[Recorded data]
※ ※ ※

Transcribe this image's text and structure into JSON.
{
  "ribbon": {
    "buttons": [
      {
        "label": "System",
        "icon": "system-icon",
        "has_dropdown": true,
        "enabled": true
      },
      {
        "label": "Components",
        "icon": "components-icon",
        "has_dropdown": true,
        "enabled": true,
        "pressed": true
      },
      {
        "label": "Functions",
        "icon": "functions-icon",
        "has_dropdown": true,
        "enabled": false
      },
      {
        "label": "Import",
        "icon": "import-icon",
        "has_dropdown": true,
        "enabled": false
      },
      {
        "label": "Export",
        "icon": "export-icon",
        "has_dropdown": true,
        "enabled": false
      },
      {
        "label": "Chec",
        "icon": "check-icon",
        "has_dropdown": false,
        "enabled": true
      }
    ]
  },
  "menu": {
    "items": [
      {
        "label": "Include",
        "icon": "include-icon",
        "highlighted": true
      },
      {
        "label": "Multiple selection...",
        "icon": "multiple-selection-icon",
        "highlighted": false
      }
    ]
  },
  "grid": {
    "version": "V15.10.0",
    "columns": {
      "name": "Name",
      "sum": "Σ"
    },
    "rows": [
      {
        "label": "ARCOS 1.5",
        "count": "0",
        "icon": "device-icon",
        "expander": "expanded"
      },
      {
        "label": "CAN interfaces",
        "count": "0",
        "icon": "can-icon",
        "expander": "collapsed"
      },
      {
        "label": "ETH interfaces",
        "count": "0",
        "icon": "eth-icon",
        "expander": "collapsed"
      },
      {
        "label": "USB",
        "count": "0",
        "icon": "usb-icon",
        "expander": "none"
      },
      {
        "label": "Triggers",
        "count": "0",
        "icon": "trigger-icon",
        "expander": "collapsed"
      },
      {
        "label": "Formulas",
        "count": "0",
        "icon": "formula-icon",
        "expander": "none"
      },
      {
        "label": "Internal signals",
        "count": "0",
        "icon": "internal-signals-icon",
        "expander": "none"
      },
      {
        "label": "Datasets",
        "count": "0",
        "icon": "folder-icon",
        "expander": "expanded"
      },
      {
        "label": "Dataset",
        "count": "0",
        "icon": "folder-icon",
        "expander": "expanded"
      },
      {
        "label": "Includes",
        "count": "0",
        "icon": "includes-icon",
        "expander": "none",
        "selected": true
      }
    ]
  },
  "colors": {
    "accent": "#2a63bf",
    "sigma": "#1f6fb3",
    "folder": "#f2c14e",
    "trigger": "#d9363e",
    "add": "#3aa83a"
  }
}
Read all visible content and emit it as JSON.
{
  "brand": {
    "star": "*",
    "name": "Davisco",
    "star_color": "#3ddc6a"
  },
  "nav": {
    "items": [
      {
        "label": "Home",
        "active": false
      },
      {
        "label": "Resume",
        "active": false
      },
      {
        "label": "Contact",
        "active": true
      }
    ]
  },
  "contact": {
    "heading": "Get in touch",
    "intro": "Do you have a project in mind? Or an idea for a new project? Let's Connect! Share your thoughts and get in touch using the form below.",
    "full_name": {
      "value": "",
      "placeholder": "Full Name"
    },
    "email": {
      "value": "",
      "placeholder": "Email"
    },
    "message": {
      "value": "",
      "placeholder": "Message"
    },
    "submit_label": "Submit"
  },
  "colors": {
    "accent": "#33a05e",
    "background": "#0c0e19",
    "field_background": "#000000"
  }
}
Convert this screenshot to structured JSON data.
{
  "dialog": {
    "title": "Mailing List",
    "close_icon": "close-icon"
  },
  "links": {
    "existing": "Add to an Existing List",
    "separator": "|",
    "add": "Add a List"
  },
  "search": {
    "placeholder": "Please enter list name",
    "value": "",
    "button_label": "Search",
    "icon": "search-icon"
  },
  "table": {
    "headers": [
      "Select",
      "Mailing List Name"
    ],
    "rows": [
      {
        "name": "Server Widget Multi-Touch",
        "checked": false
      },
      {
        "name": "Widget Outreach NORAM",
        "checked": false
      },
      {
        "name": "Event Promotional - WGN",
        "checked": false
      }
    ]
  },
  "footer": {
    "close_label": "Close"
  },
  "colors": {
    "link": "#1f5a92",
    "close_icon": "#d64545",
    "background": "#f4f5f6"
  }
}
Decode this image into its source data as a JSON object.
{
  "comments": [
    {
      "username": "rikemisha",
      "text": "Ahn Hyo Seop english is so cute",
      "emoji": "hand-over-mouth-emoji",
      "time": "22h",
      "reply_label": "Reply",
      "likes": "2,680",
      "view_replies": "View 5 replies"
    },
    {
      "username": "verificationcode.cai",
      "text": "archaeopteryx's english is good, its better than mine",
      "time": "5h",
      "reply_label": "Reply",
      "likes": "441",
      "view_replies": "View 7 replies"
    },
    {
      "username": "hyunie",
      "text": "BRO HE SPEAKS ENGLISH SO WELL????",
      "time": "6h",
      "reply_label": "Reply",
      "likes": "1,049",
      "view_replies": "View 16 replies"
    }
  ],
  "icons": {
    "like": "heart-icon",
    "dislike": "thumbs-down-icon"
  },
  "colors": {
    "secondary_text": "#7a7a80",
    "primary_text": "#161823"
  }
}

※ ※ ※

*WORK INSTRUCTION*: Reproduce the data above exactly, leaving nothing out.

*REPLY*:
Transcribe this image's text and structure into JSON.
{
  "ribbon": {
    "buttons": [
      {
        "label": "System",
        "icon": "system-icon",
        "has_dropdown": true,
        "enabled": true
      },
      {
        "label": "Components",
        "icon": "components-icon",
        "has_dropdown": true,
        "enabled": true,
        "pressed": true
      },
      {
        "label": "Functions",
        "icon": "functions-icon",
        "has_dropdown": true,
        "enabled": false
      },
      {
        "label": "Import",
        "icon": "import-icon",
        "has_dropdown": true,
        "enabled": false
      },
      {
        "label": "Export",
        "icon": "export-icon",
        "has_dropdown": true,
        "enabled": false
      },
      {
        "label": "Chec",
        "icon": "check-icon",
        "has_dropdown": false,
        "enabled": true
      }
    ]
  },
  "menu": {
    "items": [
      {
        "label": "Include",
        "icon": "include-icon",
        "highlighted": true
      },
      {
        "label": "Multiple selection...",
        "icon": "multiple-selection-icon",
        "highlighted": false
      }
    ]
  },
  "grid": {
    "version": "V15.10.0",
    "columns": {
      "name": "Name",
      "sum": "Σ"
    },
    "rows": [
      {
        "label": "ARCOS 1.5",
        "count": "0",
        "icon": "device-icon",
        "expander": "expanded"
      },
      {
        "label": "CAN interfaces",
        "count": "0",
        "icon": "can-icon",
        "expander": "collapsed"
      },
      {
        "label": "ETH interfaces",
        "count": "0",
        "icon": "eth-icon",
        "expander": "collapsed"
      },
      {
        "label": "USB",
        "count": "0",
        "icon": "usb-icon",
        "expander": "none"
      },
      {
        "label": "Triggers",
        "count": "0",
        "icon": "trigger-icon",
        "expander": "collapsed"
      },
      {
        "label": "Formulas",
        "count": "0",
        "icon": "formula-icon",
        "expander": "none"
      },
      {
        "label": "Internal signals",
        "count": "0",
        "icon": "internal-signals-icon",
        "expander": "none"
      },
      {
        "label": "Datasets",
        "count": "0",
        "icon": "folder-icon",
        "expander": "expanded"
      },
      {
        "label": "Dataset",
        "count": "0",
        "icon": "folder-icon",
        "expander": "expanded"
      },
      {
        "label": "Includes",
        "count": "0",
        "icon": "includes-icon",
        "expander": "none",
        "selected": true
      }
    ]
  },
  "colors": {
    "accent": "#2a63bf",
    "sigma": "#1f6fb3",
    "folder": "#f2c14e",
    "trigger": "#d9363e",
    "add": "#3aa83a"
  }
}
Read all visible content and emit it as JSON.
{
  "brand": {
    "star": "*",
    "name": "Davisco",
    "star_color": "#3ddc6a"
  },
  "nav": {
    "items": [
      {
        "label": "Home",
        "active": false
      },
      {
        "label": "Resume",
        "active": false
      },
      {
        "label": "Contact",
        "active": true
      }
    ]
  },
  "contact": {
    "heading": "Get in touch",
    "intro": "Do you have a project in mind? Or an idea for a new project? Let's Connect! Share your thoughts and get in touch using the form below.",
    "full_name": {
      "value": "",
      "placeholder": "Full Name"
    },
    "email": {
      "value": "",
      "placeholder": "Email"
    },
    "message": {
      "value": "",
      "placeholder": "Message"
    },
    "submit_label": "Submit"
  },
  "colors": {
    "accent": "#33a05e",
    "background": "#0c0e19",
    "field_background": "#000000"
  }
}
Convert this screenshot to structured JSON data.
{
  "dialog": {
    "title": "Mailing List",
    "close_icon": "close-icon"
  },
  "links": {
    "existing": "Add to an Existing List",
    "separator": "|",
    "add": "Add a List"
  },
  "search": {
    "placeholder": "Please enter list name",
    "value": "",
    "button_label": "Search",
    "icon": "search-icon"
  },
  "table": {
    "headers": [
      "Select",
      "Mailing List Name"
    ],
    "rows": [
      {
        "name": "Server Widget Multi-Touch",
        "checked": false
      },
      {
        "name": "Widget Outreach NORAM",
        "checked": false
      },
      {
        "name": "Event Promotional - WGN",
        "checked": false
      }
    ]
  },
  "footer": {
    "close_label": "Close"
  },
  "colors": {
    "link": "#1f5a92",
    "close_icon": "#d64545",
    "background": "#f4f5f6"
  }
}
Decode this image into its source data as a JSON object.
{
  "comments": [
    {
      "username": "rikemisha",
      "text": "Ahn Hyo Seop english is so cute",
      "emoji": "hand-over-mouth-emoji",
      "time": "22h",
      "reply_label": "Reply",
      "likes": "2,680",
      "view_replies": "View 5 replies"
    },
    {
      "username": "verificationcode.cai",
      "text": "archaeopteryx's english is good, its better than mine",
      "time": "5h",
      "reply_label": "Reply",
      "likes": "441",
      "view_replies": "View 7 replies"
    },
    {
      "username": "hyunie",
      "text": "BRO HE SPEAKS ENGLISH SO WELL????",
      "time": "6h",
      "reply_label": "Reply",
      "likes": "1,049",
      "view_replies": "View 16 replies"
    }
  ],
  "icons": {
    "like": "heart-icon",
    "dislike": "thumbs-down-icon"
  },
  "colors": {
    "secondary_text": "#7a7a80",
    "primary_text": "#161823"
  }
}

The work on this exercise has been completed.